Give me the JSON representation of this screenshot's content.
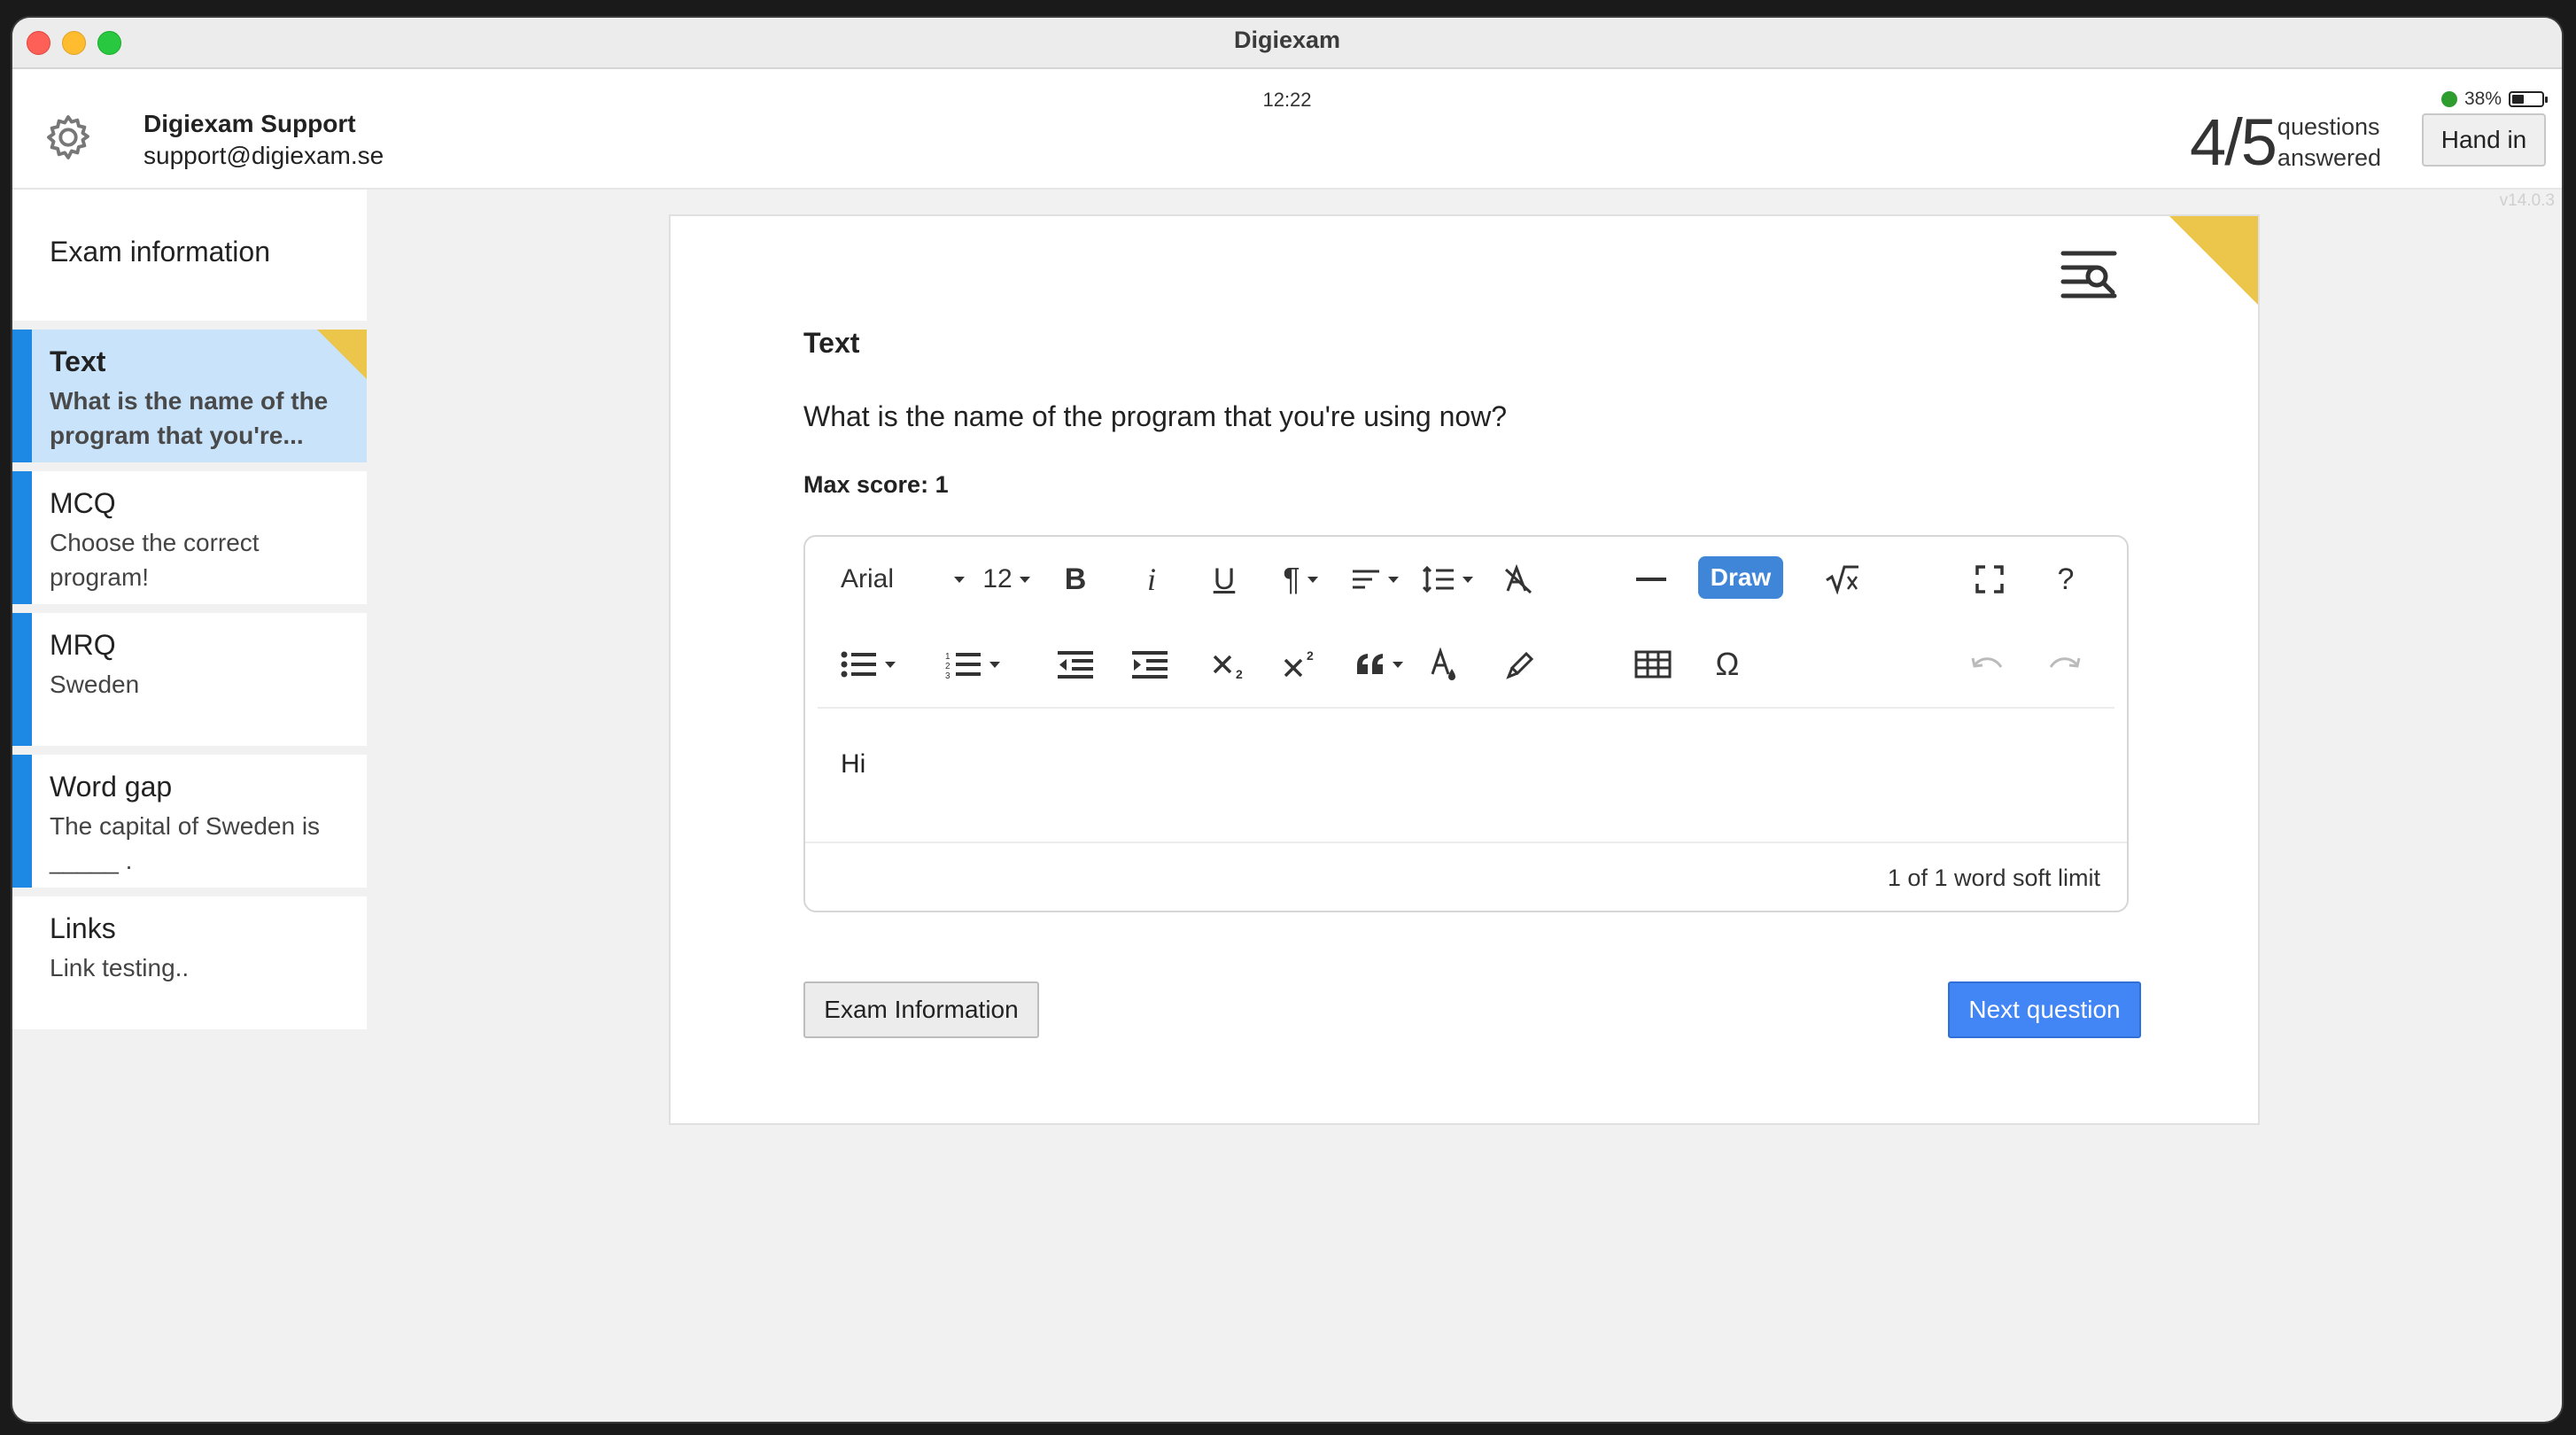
{
  "window": {
    "title": "Digiexam"
  },
  "status": {
    "time": "12:22",
    "battery": "38%"
  },
  "user": {
    "name": "Digiexam Support",
    "email": "support@digiexam.se"
  },
  "progress": {
    "count": "4/5",
    "label_line1": "questions",
    "label_line2": "answered"
  },
  "header": {
    "hand_in_label": "Hand in",
    "version": "v14.0.3"
  },
  "sidebar": {
    "exam_info_label": "Exam information",
    "questions": [
      {
        "title": "Text",
        "subtitle": "What is the name of the program that you're...",
        "active": true
      },
      {
        "title": "MCQ",
        "subtitle": "Choose the correct program!"
      },
      {
        "title": "MRQ",
        "subtitle": "Sweden"
      },
      {
        "title": "Word gap",
        "subtitle": "The capital of Sweden is _____ ."
      },
      {
        "title": "Links",
        "subtitle": "Link testing.."
      }
    ]
  },
  "question": {
    "type_label": "Text",
    "text": "What is the name of the program that you're using now?",
    "max_score": "Max score: 1"
  },
  "editor": {
    "font_family": "Arial",
    "font_size": "12",
    "bold": "B",
    "italic": "i",
    "underline": "U",
    "paragraph": "¶",
    "draw_label": "Draw",
    "help": "?",
    "special_char": "Ω",
    "content": "Hi",
    "word_limit": "1 of 1 word soft limit"
  },
  "footer": {
    "exam_info_button": "Exam Information",
    "next_button": "Next question"
  },
  "colors": {
    "accent_blue": "#1e88e5",
    "flag_yellow": "#ecc54b",
    "next_button": "#4285f4",
    "active_item": "#c9e3fb"
  }
}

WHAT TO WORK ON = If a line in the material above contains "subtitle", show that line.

ANSWER SPACE =
        "subtitle": "What is the name of the program that you're...",
        "subtitle": "Choose the correct program!"
        "subtitle": "Sweden"
        "subtitle": "The capital of Sweden is _____ ."
        "subtitle": "Link testing.."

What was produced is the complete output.